Collected data entries:
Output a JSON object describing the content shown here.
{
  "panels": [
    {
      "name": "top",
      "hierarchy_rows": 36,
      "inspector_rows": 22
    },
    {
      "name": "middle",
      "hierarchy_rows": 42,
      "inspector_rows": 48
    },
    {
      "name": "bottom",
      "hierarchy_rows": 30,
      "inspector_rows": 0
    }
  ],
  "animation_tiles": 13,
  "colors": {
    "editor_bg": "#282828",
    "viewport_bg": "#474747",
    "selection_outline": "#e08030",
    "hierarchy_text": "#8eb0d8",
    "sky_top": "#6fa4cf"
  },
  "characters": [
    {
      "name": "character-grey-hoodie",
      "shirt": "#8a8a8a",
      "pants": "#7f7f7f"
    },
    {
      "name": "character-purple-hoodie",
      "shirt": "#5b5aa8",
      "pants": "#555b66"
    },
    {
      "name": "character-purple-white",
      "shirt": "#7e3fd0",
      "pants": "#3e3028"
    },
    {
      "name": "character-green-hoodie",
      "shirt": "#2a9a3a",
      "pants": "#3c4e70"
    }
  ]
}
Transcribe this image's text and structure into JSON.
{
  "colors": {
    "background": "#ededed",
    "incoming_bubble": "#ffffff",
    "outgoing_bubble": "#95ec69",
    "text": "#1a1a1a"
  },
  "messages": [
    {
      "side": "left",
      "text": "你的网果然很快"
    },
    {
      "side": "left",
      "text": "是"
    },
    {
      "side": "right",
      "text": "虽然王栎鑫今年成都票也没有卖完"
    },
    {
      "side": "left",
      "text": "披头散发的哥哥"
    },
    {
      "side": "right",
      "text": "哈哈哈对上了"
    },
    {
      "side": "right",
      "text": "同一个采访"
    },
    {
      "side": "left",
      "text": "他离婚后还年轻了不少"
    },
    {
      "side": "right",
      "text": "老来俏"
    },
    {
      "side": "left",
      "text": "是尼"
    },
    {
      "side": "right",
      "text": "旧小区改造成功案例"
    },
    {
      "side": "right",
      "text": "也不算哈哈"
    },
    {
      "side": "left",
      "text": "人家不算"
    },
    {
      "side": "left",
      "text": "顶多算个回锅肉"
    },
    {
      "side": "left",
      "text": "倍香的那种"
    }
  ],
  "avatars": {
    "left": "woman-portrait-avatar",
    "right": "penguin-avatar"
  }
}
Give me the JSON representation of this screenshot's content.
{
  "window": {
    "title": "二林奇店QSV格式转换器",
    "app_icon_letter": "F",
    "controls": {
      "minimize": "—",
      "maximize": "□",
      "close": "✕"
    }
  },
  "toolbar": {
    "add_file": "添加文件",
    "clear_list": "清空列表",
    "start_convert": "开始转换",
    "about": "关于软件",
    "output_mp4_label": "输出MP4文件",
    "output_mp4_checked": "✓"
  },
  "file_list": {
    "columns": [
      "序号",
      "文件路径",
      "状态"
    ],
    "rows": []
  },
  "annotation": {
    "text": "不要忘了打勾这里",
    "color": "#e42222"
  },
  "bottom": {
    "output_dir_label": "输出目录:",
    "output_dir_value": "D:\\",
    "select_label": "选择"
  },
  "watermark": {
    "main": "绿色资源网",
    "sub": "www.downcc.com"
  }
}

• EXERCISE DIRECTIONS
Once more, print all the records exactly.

• OUTPUT FOR THIS TASK
Output a JSON object describing the content shown here.
{
  "panels": [
    {
      "name": "top",
      "hierarchy_rows": 36,
      "inspector_rows": 22
    },
    {
      "name": "middle",
      "hierarchy_rows": 42,
      "inspector_rows": 48
    },
    {
      "name": "bottom",
      "hierarchy_rows": 30,
      "inspector_rows": 0
    }
  ],
  "animation_tiles": 13,
  "colors": {
    "editor_bg": "#282828",
    "viewport_bg": "#474747",
    "selection_outline": "#e08030",
    "hierarchy_text": "#8eb0d8",
    "sky_top": "#6fa4cf"
  },
  "characters": [
    {
      "name": "character-grey-hoodie",
      "shirt": "#8a8a8a",
      "pants": "#7f7f7f"
    },
    {
      "name": "character-purple-hoodie",
      "shirt": "#5b5aa8",
      "pants": "#555b66"
    },
    {
      "name": "character-purple-white",
      "shirt": "#7e3fd0",
      "pants": "#3e3028"
    },
    {
      "name": "character-green-hoodie",
      "shirt": "#2a9a3a",
      "pants": "#3c4e70"
    }
  ]
}
Transcribe this image's text and structure into JSON.
{
  "colors": {
    "background": "#ededed",
    "incoming_bubble": "#ffffff",
    "outgoing_bubble": "#95ec69",
    "text": "#1a1a1a"
  },
  "messages": [
    {
      "side": "left",
      "text": "你的网果然很快"
    },
    {
      "side": "left",
      "text": "是"
    },
    {
      "side": "right",
      "text": "虽然王栎鑫今年成都票也没有卖完"
    },
    {
      "side": "left",
      "text": "披头散发的哥哥"
    },
    {
      "side": "right",
      "text": "哈哈哈对上了"
    },
    {
      "side": "right",
      "text": "同一个采访"
    },
    {
      "side": "left",
      "text": "他离婚后还年轻了不少"
    },
    {
      "side": "right",
      "text": "老来俏"
    },
    {
      "side": "left",
      "text": "是尼"
    },
    {
      "side": "right",
      "text": "旧小区改造成功案例"
    },
    {
      "side": "right",
      "text": "也不算哈哈"
    },
    {
      "side": "left",
      "text": "人家不算"
    },
    {
      "side": "left",
      "text": "顶多算个回锅肉"
    },
    {
      "side": "left",
      "text": "倍香的那种"
    }
  ],
  "avatars": {
    "left": "woman-portrait-avatar",
    "right": "penguin-avatar"
  }
}
Give me the JSON representation of this screenshot's content.
{
  "window": {
    "title": "二林奇店QSV格式转换器",
    "app_icon_letter": "F",
    "controls": {
      "minimize": "—",
      "maximize": "□",
      "close": "✕"
    }
  },
  "toolbar": {
    "add_file": "添加文件",
    "clear_list": "清空列表",
    "start_convert": "开始转换",
    "about": "关于软件",
    "output_mp4_label": "输出MP4文件",
    "output_mp4_checked": "✓"
  },
  "file_list": {
    "columns": [
      "序号",
      "文件路径",
      "状态"
    ],
    "rows": []
  },
  "annotation": {
    "text": "不要忘了打勾这里",
    "color": "#e42222"
  },
  "bottom": {
    "output_dir_label": "输出目录:",
    "output_dir_value": "D:\\",
    "select_label": "选择"
  },
  "watermark": {
    "main": "绿色资源网",
    "sub": "www.downcc.com"
  }
}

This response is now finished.